The beauty in the world around me and in the people around me fills me up with happy joy! I marvel that so many people in the world wake up this way every day. I marvel at what we could all achieve in our lives and how much more loving a world this would be if we could all be free from the bondage of Fear that poisons and taints every aspect of our lives. Fear is the Dark Destroyer–the Dark Consciousness–the Father of Lies and Illusion.

I am free. For those of you who are also free–you are blessed. For those of you who wrestle monsters in the dark, don’t give up. Don’t give up. And hold fast the thought that even if you cannot see or feel it, there is a loving Presence that is with you, always.

All Through the Night
Sleep my child and peace attend theeThe Guardian
All through the night
Guardian angels God will send thee
All through the night

Soft the drowsy hours are creeping
Hill and vale in slumber steeping
I my loving watch am keeping
All through the night

While the moon her watch is keeping
All through the night
While the weary world is sleeping
All through the night

O’er thy spirit gently stealing
Visions of delight revealing
Breathes a pure and holy feeling
All through the night

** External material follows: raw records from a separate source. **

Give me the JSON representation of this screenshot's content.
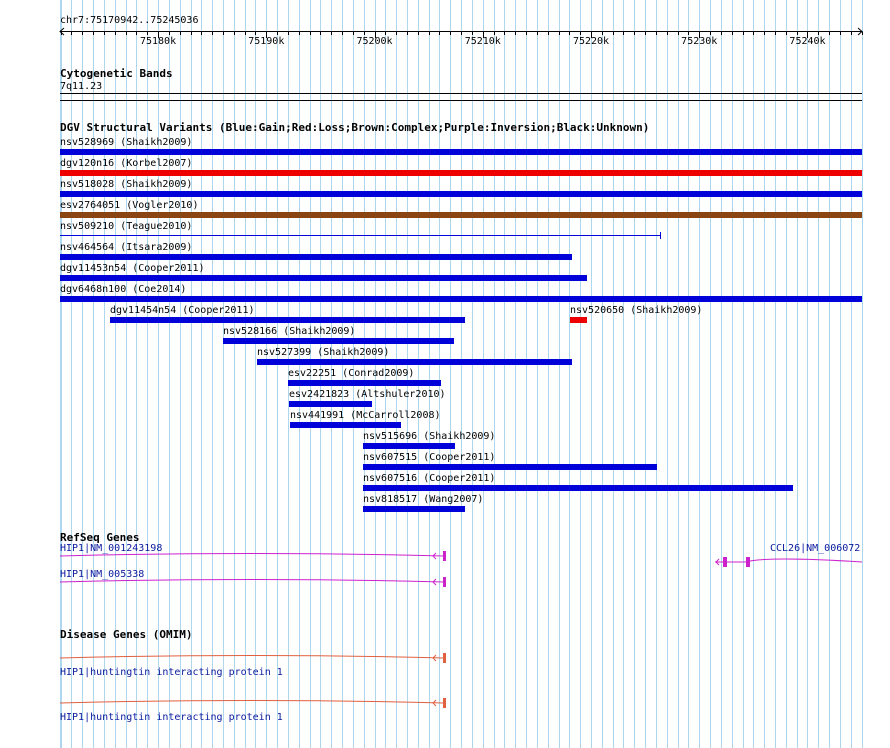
{
  "browser": {
    "position": "chr7:75170942..75245036",
    "range": [
      75170942,
      75245036
    ],
    "ticks": [
      {
        "pos": 75180000,
        "label": "75180k"
      },
      {
        "pos": 75190000,
        "label": "75190k"
      },
      {
        "pos": 75200000,
        "label": "75200k"
      },
      {
        "pos": 75210000,
        "label": "75210k"
      },
      {
        "pos": 75220000,
        "label": "75220k"
      },
      {
        "pos": 75230000,
        "label": "75230k"
      },
      {
        "pos": 75240000,
        "label": "75240k"
      }
    ]
  },
  "cytobands": {
    "title": "Cytogenetic Bands",
    "band": "7q11.23"
  },
  "dgv": {
    "title": "DGV Structural Variants (Blue:Gain;Red:Loss;Brown:Complex;Purple:Inversion;Black:Unknown)",
    "colors": {
      "gain": "#0000d8",
      "loss": "#ee0000",
      "complex": "#8b4513",
      "inversion": "#800080",
      "unknown": "#000000"
    },
    "variants": [
      {
        "label": "nsv528969 (Shaikh2009)",
        "type": "gain",
        "start": 75170942,
        "end": 75245036,
        "style": "bar"
      },
      {
        "label": "dgv120n16 (Korbel2007)",
        "type": "loss",
        "start": 75170942,
        "end": 75245036,
        "style": "bar"
      },
      {
        "label": "nsv518028 (Shaikh2009)",
        "type": "gain",
        "start": 75170942,
        "end": 75245036,
        "style": "bar"
      },
      {
        "label": "esv2764051 (Vogler2010)",
        "type": "complex",
        "start": 75170942,
        "end": 75245036,
        "style": "bar"
      },
      {
        "label": "nsv509210 (Teague2010)",
        "type": "gain",
        "start": 75170942,
        "end": 75226400,
        "style": "line"
      },
      {
        "label": "nsv464564 (Itsara2009)",
        "type": "gain",
        "start": 75170942,
        "end": 75218200,
        "style": "bar"
      },
      {
        "label": "dgv11453n54 (Cooper2011)",
        "type": "gain",
        "start": 75170942,
        "end": 75219600,
        "style": "bar"
      },
      {
        "label": "dgv6468n100 (Coe2014)",
        "type": "gain",
        "start": 75170942,
        "end": 75245036,
        "style": "bar"
      },
      {
        "label": "dgv11454n54 (Cooper2011)",
        "type": "gain",
        "start": 75175600,
        "end": 75208400,
        "style": "bar"
      },
      {
        "label": "nsv520650 (Shaikh2009)",
        "type": "loss",
        "start": 75218100,
        "end": 75219600,
        "style": "bar"
      },
      {
        "label": "nsv528166 (Shaikh2009)",
        "type": "gain",
        "start": 75186000,
        "end": 75207300,
        "style": "bar"
      },
      {
        "label": "nsv527399 (Shaikh2009)",
        "type": "gain",
        "start": 75189100,
        "end": 75218200,
        "style": "bar"
      },
      {
        "label": "esv22251 (Conrad2009)",
        "type": "gain",
        "start": 75192000,
        "end": 75206100,
        "style": "bar"
      },
      {
        "label": "esv2421823 (Altshuler2010)",
        "type": "gain",
        "start": 75192100,
        "end": 75199800,
        "style": "bar"
      },
      {
        "label": "nsv441991 (McCarroll2008)",
        "type": "gain",
        "start": 75192200,
        "end": 75202400,
        "style": "bar"
      },
      {
        "label": "nsv515696 (Shaikh2009)",
        "type": "gain",
        "start": 75198900,
        "end": 75207400,
        "style": "bar"
      },
      {
        "label": "nsv607515 (Cooper2011)",
        "type": "gain",
        "start": 75198900,
        "end": 75226100,
        "style": "bar"
      },
      {
        "label": "nsv607516 (Cooper2011)",
        "type": "gain",
        "start": 75198900,
        "end": 75238700,
        "style": "bar"
      },
      {
        "label": "nsv818517 (Wang2007)",
        "type": "gain",
        "start": 75198900,
        "end": 75208400,
        "style": "bar"
      }
    ]
  },
  "refseq": {
    "title": "RefSeq Genes",
    "color": "#cc22cc",
    "genes": [
      {
        "label": "HIP1|NM_001243198",
        "start": 75170942,
        "end": 75206400
      },
      {
        "label": "HIP1|NM_005338",
        "start": 75170942,
        "end": 75206400
      },
      {
        "label": "CCL26|NM_006072",
        "start": 75231500,
        "end": 75245036
      }
    ]
  },
  "disease": {
    "title": "Disease Genes (OMIM)",
    "color": "#e06040",
    "genes": [
      {
        "label": "HIP1|huntingtin interacting protein 1",
        "start": 75170942,
        "end": 75206400
      },
      {
        "label": "HIP1|huntingtin interacting protein 1",
        "start": 75170942,
        "end": 75206400
      }
    ]
  }
}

Photos courtesy of David Jensen, Northern Visions Media
Soul Card images from Soul Cards 2 by Deborah Koff-Chapin of Touch Drawing